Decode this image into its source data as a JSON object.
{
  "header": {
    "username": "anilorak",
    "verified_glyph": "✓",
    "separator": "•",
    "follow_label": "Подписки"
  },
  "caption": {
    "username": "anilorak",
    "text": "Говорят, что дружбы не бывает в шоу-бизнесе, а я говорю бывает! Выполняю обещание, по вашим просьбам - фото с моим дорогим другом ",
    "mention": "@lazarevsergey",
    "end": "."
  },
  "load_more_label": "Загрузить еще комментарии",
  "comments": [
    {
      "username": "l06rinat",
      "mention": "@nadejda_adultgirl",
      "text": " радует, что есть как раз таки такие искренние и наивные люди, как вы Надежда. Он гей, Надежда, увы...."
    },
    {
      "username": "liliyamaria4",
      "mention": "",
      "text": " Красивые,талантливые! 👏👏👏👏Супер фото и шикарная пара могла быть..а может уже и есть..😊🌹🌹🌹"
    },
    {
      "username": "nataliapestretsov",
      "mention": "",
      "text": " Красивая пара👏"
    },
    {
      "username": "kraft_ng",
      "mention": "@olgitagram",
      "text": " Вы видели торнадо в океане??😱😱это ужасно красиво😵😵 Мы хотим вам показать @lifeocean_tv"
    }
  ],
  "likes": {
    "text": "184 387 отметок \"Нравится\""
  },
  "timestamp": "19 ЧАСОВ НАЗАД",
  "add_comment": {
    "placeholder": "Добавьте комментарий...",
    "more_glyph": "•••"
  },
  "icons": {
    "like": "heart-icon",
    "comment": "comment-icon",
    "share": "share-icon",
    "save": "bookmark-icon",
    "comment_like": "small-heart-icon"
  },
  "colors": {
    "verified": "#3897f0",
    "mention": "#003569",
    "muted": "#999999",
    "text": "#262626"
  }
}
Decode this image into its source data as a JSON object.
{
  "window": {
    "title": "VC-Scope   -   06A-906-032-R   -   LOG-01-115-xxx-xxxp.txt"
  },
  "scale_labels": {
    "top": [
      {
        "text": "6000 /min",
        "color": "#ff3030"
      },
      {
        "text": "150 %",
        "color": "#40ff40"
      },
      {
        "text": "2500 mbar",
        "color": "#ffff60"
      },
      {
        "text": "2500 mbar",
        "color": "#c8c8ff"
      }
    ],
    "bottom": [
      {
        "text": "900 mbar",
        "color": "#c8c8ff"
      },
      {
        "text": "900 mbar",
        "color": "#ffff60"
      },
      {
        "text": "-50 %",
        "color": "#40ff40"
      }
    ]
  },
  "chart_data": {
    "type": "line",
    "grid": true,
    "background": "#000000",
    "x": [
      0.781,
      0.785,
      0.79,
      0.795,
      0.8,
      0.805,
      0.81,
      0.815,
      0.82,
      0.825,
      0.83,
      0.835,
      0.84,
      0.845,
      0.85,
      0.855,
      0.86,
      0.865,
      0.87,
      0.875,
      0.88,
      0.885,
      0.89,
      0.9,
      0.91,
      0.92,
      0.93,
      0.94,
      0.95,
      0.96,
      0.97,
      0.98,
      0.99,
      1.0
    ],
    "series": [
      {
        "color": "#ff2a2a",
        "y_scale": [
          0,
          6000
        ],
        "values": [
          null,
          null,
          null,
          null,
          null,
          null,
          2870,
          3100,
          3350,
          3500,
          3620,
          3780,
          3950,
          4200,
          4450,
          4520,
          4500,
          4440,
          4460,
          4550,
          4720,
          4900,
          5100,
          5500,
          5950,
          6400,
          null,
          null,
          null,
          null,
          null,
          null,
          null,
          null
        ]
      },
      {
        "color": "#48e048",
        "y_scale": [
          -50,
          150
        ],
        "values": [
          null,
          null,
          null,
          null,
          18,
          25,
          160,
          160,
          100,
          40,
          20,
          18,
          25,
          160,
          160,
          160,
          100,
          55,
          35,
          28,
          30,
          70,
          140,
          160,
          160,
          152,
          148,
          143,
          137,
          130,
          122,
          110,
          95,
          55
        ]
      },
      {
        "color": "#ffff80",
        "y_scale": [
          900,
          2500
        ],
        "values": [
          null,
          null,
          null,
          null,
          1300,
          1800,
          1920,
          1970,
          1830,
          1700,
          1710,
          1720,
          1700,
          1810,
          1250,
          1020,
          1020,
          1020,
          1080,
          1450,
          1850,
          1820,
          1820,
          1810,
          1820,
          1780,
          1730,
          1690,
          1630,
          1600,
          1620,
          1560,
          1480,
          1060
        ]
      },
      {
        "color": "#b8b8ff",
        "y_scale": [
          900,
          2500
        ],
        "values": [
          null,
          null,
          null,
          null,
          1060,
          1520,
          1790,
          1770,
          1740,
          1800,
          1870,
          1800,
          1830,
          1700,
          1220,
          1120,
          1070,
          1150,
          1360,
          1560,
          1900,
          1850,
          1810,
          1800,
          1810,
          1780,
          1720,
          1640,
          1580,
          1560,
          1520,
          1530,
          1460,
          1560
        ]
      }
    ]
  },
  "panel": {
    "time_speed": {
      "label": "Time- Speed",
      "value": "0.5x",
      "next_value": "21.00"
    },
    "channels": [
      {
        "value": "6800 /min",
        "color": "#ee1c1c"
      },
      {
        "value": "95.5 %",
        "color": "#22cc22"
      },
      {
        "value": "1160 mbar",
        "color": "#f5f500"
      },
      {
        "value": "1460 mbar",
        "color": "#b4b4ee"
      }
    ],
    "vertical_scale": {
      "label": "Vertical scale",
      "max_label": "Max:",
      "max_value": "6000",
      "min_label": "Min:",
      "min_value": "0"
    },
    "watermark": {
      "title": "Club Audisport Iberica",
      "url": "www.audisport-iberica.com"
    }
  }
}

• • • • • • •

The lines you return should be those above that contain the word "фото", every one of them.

(Answer to this task):
    "text": "Говорят, что дружбы не бывает в шоу-бизнесе, а я говорю бывает! Выполняю обещание, по вашим просьбам - фото с моим дорогим другом ",
      "text": " Красивые,талантливые! 👏👏👏👏Супер фото и шикарная пара могла быть..а может уже и есть..😊🌹🌹🌹"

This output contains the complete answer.